…But then I missed an episode or two and I didn’t really care. So that’s the end of that! Maybe on DVD it’ll be pure genius…
Worst Spider-Man Musical: Turn Off the Dark…but we’ve beaten that horse enough!
Bad videogames are a dime a dozen. Wii shovelware, ill-conceived indie titles, broken blockbusters – they are all so mediocre in their not-good-ness. It takes a special kind of awful to stand out from the pack. No game better exemplifies that putrescence this year than Naughty Bear.
The rundown: you play a teddy bear who wasn’t invited to play with the other teddy bears. He is so offended, he hunts the offenders down and kills them. That’s right, a team of people spent time and money making a bowel movement of a game in which you play a stuffed animal killing other stuffed animals. They seem to have thought that high concept was more than worth the price of admission on its own, because they didn’t even bother to finish the other aspects of the game. You know, gameplay, camera, level design…all the game parts.

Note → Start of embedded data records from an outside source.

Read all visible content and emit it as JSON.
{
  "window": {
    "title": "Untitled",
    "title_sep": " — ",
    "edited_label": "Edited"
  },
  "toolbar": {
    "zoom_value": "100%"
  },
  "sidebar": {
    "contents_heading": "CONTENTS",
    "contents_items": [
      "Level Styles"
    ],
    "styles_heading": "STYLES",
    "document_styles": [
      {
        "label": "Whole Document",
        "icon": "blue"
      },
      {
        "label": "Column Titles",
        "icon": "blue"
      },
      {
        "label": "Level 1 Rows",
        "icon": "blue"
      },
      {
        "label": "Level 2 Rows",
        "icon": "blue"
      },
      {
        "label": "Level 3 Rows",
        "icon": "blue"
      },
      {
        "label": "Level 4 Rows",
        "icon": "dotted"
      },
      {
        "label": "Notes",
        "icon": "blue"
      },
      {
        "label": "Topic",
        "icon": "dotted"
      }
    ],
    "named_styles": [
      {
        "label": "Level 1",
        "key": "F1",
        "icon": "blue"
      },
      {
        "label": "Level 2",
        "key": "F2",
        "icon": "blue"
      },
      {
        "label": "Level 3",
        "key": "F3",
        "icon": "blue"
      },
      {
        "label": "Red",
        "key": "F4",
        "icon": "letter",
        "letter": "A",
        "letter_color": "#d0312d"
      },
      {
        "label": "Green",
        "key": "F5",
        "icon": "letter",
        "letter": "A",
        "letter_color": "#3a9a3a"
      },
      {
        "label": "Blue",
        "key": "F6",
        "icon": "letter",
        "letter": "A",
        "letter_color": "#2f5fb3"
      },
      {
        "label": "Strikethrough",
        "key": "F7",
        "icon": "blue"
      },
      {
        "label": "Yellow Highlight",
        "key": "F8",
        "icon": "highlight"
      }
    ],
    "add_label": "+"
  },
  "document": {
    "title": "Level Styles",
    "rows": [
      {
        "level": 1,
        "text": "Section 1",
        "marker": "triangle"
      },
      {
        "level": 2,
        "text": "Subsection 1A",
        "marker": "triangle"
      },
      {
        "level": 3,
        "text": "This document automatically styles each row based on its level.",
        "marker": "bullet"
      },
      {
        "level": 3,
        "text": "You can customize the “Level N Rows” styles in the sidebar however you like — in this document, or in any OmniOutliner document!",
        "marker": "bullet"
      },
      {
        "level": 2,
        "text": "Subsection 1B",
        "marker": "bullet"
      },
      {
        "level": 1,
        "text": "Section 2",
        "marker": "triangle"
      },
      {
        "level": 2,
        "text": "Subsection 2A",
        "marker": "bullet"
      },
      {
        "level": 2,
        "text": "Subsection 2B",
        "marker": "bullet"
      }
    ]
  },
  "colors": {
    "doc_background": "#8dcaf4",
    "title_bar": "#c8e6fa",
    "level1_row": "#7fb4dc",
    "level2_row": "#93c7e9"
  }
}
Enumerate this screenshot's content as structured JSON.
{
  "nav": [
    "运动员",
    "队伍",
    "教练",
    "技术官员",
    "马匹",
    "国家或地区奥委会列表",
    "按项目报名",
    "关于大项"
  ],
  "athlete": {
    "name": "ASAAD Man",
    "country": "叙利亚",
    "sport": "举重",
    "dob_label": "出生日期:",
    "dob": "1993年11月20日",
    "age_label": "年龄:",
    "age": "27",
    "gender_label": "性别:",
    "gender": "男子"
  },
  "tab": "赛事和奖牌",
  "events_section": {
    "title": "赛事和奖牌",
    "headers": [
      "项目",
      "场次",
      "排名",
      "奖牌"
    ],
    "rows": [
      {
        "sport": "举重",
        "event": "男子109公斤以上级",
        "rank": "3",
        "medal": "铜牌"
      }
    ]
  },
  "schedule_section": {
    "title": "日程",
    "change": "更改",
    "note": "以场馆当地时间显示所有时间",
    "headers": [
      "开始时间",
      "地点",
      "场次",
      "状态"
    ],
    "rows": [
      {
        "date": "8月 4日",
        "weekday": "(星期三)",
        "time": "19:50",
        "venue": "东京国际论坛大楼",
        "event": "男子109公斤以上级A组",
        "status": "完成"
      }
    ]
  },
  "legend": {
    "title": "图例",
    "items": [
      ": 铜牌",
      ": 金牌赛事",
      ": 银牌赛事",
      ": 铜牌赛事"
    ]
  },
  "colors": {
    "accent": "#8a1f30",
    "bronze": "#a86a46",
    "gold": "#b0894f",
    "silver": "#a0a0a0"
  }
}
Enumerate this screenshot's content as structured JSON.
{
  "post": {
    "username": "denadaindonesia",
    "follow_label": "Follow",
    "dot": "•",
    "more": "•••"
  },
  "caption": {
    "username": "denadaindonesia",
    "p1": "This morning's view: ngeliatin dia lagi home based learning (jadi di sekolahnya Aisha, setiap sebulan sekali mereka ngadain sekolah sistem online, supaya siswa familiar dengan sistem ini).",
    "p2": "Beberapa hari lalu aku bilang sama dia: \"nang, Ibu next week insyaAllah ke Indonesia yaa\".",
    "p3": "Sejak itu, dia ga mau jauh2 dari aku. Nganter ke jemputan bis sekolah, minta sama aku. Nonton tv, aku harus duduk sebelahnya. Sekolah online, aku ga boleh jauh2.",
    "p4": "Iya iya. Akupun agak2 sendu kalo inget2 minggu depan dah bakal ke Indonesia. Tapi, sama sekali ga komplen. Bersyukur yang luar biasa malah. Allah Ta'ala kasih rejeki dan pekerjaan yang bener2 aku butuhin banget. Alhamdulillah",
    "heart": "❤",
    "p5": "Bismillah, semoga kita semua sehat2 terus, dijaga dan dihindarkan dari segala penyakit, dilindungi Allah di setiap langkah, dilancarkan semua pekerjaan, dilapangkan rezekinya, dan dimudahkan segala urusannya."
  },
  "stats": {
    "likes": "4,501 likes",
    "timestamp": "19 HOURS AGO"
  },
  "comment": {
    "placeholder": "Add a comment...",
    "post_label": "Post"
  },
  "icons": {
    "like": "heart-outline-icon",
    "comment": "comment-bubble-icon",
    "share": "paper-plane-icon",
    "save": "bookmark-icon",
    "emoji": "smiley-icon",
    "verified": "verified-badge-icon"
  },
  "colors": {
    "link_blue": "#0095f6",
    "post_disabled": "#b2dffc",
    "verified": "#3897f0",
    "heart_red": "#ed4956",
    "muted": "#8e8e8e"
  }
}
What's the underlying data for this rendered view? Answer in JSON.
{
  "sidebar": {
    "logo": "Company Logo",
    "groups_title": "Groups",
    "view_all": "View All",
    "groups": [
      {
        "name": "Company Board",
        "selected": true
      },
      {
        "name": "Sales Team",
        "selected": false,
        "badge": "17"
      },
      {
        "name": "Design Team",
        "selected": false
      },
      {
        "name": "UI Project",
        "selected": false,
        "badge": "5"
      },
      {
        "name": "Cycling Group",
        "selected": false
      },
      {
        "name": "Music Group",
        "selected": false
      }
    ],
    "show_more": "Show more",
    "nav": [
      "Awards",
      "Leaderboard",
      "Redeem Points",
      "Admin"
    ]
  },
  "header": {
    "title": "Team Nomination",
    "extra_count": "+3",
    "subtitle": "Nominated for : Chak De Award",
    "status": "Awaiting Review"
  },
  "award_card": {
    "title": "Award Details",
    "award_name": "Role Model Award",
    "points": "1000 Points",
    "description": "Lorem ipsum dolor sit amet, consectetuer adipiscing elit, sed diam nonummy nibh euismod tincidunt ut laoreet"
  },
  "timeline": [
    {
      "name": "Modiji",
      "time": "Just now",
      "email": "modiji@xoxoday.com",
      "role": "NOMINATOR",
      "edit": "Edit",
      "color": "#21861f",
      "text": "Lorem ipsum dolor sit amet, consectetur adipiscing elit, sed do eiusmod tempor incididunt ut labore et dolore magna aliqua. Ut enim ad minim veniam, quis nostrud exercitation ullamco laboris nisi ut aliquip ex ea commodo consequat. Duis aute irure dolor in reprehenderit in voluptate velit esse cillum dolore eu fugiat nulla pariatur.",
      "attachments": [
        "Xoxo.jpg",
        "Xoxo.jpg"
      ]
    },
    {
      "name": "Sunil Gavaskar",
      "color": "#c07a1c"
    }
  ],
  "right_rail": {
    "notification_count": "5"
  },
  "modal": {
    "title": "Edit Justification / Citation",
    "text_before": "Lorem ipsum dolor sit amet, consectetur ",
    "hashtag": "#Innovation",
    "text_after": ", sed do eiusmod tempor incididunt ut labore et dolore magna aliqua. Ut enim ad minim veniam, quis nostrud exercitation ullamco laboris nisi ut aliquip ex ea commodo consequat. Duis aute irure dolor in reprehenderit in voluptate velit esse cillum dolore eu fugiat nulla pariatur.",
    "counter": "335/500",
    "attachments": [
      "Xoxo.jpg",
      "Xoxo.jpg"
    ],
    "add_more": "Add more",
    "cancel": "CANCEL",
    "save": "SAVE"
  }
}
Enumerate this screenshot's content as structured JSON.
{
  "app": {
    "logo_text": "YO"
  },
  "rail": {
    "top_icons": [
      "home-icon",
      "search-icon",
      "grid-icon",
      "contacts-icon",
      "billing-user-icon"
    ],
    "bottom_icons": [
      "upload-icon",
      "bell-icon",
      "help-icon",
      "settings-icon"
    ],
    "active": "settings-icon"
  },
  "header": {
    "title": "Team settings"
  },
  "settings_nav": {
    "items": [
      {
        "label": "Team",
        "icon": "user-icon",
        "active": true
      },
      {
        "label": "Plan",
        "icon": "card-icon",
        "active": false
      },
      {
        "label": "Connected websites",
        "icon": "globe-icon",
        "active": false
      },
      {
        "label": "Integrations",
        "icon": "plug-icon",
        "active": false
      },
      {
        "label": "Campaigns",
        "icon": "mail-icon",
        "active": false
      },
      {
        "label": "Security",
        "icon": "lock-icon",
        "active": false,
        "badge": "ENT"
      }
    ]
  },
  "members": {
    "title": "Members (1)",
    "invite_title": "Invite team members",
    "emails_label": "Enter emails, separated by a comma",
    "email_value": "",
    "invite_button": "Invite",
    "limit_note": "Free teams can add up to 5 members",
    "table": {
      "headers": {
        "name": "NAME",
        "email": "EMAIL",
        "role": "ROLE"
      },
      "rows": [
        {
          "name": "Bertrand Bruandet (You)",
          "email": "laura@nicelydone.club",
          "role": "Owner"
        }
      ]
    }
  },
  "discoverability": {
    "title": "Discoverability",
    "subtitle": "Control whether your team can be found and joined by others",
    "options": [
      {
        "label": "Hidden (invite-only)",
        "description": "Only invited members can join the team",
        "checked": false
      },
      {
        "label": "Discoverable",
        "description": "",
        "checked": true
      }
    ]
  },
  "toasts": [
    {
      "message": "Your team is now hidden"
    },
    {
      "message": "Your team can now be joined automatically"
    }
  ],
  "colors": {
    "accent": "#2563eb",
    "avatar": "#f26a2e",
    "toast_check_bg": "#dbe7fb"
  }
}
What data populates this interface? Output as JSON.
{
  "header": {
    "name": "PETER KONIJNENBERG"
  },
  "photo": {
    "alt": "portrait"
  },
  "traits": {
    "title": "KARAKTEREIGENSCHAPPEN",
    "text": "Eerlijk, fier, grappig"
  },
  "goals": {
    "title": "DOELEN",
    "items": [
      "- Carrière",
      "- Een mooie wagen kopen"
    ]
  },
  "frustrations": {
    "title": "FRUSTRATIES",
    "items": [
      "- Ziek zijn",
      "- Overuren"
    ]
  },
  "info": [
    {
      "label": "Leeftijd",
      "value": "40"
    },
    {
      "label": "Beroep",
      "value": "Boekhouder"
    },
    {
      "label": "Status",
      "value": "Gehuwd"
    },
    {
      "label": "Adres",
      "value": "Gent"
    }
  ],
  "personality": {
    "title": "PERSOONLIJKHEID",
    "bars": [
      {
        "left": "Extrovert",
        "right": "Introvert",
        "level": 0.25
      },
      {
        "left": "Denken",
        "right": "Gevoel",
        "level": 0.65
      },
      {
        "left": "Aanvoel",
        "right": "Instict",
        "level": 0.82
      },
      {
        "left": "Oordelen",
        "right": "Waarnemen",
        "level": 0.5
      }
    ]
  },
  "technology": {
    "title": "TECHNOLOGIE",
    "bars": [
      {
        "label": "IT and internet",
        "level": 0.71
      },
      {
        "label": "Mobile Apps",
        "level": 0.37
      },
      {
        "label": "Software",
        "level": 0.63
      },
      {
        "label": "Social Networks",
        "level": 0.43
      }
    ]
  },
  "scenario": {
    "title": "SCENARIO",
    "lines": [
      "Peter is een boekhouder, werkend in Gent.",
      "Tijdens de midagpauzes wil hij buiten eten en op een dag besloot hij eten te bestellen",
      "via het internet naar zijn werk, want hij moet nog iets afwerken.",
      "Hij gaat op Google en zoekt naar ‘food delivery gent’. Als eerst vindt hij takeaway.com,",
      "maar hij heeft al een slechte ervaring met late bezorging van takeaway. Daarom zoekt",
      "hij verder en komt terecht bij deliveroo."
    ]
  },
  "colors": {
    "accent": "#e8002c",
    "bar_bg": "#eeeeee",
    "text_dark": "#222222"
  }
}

The end result is puerile, unplayable garbage. Seriously, after playing my copy for about two hours, I pitched it right in the trash. (Stu Horvath)
Worst Unasked-for Re-Imagining of an Iconic Superhero: Superman: Earth One
To the right is half of the advertisement for Superman: Earth One that DC Comics has been running in its monthlies since the hardcover hit shelves (the other half of the ad is some scruffy fellow hanging undynamically in the air – it doesn’t look anything like Superman, so you aren’t missing anything). You would think, reading most of those blurbs, that this a really fantastic graphic novel (mostly, anyway – I am not sure the Hollywood Reporter meant that Twilight comment in a positive way).
Don’t be fooled. I’ve read it. The only way I can make sense of those rave reviews is to assume the writers were all dosed with horse tranquilizers, hadn’t seen their families in weeks and were possibly fearing for their lives.
Earth One is the perfect picture of a poorly realized re-boot. It is laughably brooding, suffers under the strain of terrible (TERRIBLE) artwork and features a villain sporting metal angel wings and juggalo face paint. It is about as edgy and fresh as yogurt left out in the sun.
DC Editorial announced that, due to the book’s successful sales, writer J. Michael Straczynski was being pulled off his simultaneous runs of the monthly Superman (heavy handed) and Wonder Woman (atrocious) to concentrate on a sequel, so that is kind of a blessing in disguise, but he should really try concentrating on writing a worthwhile story. (Stu Horvath)
Worst Part of Jonathan Franzen’s Freedom To Read While Sucking on a Ring Pop: The scene in which young Joey, who accidentally swallowed his wedding band, is forced to sift through his own fecal matter in order to find said ring will likely spoil your enjoyment of any giant, diamond-shaped hard candy attached to a plastic ring.